The Great Seal Bug. Part 1: history

This is the first part of articles about the Great Seal Bug (also called “The Thing”). These articles will cover: history, theory of operation , a practical reconstruction of this device and a working demo.

This device, even 75 years later, is still often mentioned at security publications and conferences.

Great Seal Bug

On 4 August 1945, at the end of WW II, the Pioneer scouts (children from the Pioneer Organization of the Soviet Union) gave Averell Harriman, the USA ambassador, a beautiful wooden replica of the Great Seal of the United States. This was a “gesture of friendship”  to USA, USSR’s war ally.

This replica was hung in the conference room in the residence of the US Ambassador in Moscow.

According to different accounts, the US learned around 1951-1952 that a listening device has been planted at the ambassador’s residence. There are two main versions circulating: in 1951 the British altered the Americans that a listening device is active, in 1952 the Americans found the bug themselves. Espionage and counterespionage are difficult subjects, and many other versions also could be possible, including the possibility that the bug was left on purpose to feed misinformation to the eavesdroppers.

It was found that the seal contained a novel passive microphone. The microphone was mounted in the inside of the wooden carving, with small holes under the eagle’s beak to pass the sound.

The bug consisted of an antenna coupled to a  microwave distributed element resonator, part of which was a flexible microphone membrane.  This is irradiated by a carrier at the resonant frequency of the resonator, which is picked up by the antenna, and then re-radiated. The resonant frequency of the resonator is very dependent on the membrane position, so when the membrane moves it changes the amount of re-radiated carrier signal, resulting in AM and PM modulation of the re-radiated signal. The working frequency was about 1.7-1.8GHz.

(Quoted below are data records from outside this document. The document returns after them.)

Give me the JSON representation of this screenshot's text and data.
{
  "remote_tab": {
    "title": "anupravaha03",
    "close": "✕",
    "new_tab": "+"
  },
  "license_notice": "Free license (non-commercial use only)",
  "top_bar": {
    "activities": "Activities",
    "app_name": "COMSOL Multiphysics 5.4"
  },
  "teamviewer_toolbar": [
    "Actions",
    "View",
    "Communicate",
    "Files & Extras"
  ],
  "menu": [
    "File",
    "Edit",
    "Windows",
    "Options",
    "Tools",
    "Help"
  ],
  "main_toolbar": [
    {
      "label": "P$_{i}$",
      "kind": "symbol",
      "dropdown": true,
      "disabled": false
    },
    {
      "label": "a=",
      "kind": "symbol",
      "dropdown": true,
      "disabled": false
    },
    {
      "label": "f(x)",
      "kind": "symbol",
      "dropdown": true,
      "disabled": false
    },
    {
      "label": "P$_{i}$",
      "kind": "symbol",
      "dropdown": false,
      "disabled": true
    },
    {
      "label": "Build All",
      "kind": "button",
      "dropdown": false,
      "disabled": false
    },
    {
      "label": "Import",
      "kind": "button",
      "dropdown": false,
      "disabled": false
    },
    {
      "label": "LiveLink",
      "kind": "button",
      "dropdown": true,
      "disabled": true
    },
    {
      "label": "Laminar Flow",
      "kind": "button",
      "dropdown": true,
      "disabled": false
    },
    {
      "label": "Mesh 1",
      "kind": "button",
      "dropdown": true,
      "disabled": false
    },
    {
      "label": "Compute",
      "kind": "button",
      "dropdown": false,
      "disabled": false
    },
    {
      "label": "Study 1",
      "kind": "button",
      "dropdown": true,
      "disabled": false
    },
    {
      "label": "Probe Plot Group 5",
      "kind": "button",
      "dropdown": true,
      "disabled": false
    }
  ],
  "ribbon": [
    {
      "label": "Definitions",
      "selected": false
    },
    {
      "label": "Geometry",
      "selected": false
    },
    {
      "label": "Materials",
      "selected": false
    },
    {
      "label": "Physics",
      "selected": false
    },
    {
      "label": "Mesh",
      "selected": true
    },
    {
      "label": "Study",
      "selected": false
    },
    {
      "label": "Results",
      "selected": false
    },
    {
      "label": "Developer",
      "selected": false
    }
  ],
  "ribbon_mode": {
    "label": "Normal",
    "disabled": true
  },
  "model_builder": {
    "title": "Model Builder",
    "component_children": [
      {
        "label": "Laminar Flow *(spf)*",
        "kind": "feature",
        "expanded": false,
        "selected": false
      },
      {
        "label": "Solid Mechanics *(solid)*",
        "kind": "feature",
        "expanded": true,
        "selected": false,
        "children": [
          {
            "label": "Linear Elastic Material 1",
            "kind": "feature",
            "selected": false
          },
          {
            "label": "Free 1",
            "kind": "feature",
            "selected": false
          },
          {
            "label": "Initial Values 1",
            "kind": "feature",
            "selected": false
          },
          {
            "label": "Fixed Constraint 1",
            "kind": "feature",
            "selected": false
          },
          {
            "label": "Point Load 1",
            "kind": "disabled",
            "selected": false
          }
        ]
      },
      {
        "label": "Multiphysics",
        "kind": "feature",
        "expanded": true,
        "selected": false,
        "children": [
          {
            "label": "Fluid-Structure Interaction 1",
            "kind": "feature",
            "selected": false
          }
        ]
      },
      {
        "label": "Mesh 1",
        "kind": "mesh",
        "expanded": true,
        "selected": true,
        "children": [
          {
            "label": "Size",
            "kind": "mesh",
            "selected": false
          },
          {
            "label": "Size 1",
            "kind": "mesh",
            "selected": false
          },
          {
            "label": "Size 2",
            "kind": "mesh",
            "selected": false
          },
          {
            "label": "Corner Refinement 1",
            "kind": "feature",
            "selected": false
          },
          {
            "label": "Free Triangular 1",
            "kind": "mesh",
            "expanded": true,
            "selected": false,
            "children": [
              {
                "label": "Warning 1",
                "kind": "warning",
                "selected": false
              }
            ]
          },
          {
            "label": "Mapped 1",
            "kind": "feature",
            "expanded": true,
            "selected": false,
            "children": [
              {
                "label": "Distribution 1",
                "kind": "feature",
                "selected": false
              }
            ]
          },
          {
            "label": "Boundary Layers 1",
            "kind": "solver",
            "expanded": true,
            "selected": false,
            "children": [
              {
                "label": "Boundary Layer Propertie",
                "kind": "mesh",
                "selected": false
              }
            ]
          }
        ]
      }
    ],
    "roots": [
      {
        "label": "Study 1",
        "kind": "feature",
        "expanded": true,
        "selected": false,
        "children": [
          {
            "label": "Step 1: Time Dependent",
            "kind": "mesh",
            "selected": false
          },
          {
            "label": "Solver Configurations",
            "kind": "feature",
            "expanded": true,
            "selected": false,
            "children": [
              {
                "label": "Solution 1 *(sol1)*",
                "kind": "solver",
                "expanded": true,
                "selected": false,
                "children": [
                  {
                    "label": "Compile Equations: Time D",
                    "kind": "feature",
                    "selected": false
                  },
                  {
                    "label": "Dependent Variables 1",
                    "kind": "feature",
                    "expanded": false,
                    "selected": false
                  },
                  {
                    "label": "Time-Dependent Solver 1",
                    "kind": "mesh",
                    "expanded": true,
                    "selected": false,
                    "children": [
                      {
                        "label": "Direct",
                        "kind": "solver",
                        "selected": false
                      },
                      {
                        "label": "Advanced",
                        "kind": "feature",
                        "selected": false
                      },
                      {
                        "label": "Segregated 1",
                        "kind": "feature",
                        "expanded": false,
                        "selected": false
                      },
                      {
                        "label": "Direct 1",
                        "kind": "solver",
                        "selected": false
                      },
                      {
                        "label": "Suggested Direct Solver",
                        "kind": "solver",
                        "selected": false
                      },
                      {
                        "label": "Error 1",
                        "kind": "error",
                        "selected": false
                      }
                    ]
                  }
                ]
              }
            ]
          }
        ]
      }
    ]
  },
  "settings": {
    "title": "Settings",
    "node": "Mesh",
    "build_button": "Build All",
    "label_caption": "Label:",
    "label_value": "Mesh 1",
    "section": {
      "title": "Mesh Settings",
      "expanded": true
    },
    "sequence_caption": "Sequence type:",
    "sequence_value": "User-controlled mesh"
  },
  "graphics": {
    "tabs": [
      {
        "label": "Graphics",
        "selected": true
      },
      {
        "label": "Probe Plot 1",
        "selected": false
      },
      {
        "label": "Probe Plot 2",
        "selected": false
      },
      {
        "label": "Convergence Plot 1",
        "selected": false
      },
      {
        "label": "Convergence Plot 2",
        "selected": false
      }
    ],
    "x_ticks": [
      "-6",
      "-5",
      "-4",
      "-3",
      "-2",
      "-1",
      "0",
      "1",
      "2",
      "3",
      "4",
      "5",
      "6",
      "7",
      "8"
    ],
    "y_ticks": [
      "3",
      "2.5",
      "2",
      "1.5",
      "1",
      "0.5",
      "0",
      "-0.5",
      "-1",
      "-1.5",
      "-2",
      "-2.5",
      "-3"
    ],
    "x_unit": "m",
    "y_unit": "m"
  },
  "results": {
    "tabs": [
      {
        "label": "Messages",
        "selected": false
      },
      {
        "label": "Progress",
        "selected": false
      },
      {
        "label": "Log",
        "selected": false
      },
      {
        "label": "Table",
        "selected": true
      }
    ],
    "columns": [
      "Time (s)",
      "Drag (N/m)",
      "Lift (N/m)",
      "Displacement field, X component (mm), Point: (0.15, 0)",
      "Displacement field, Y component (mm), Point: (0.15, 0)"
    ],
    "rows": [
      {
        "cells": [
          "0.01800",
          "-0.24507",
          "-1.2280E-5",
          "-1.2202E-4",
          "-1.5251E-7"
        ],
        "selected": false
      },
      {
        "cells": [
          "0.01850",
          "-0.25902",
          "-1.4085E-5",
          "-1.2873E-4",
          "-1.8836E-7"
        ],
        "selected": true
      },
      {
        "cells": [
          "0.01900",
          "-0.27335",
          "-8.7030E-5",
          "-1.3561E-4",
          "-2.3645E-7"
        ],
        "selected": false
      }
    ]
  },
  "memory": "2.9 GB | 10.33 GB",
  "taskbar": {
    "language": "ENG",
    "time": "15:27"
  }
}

On May 26, 1960 the bug was presented at the United Nations Security Council to show that the US was constantly being targeted by eavesdropping by the USSR.

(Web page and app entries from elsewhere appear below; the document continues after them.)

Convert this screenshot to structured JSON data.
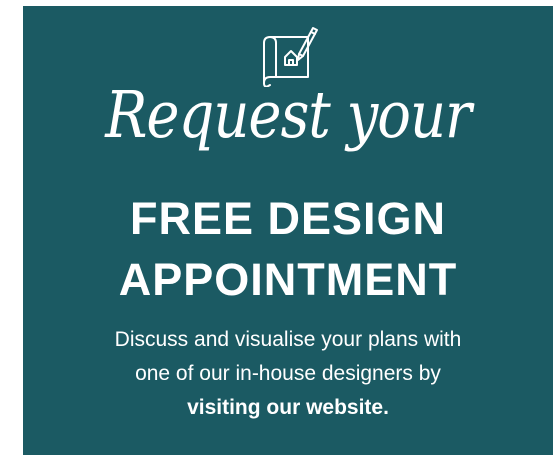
{
  "card": {
    "background_color": "#1b5a63",
    "text_color": "#ffffff",
    "icon": "blueprint-pencil-icon",
    "script_title": "Request your",
    "heading_line1": "FREE DESIGN",
    "heading_line2": "APPOINTMENT",
    "body_line1": "Discuss and visualise your plans with",
    "body_line2": "one of our in-house designers by",
    "link_text": "visiting our website."
  }
}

A detailed drawing of “The Thing” was published in the March 1968 edition of Scientific American:

The bug was designed by Leonid Theremin , inventor of the theremin instrument . [6]

In 2019 the FBI unclassified a detailed report about “The Thing” from 1952. This report contains detailed drawings of this device, with dimensions [2]. It is avaliable at this link:

A lot of information about this device and it’s history, including information not published elsewhere, is published by Murray Associates in [4]

Author: Jacek Lipkowski SQ5BPF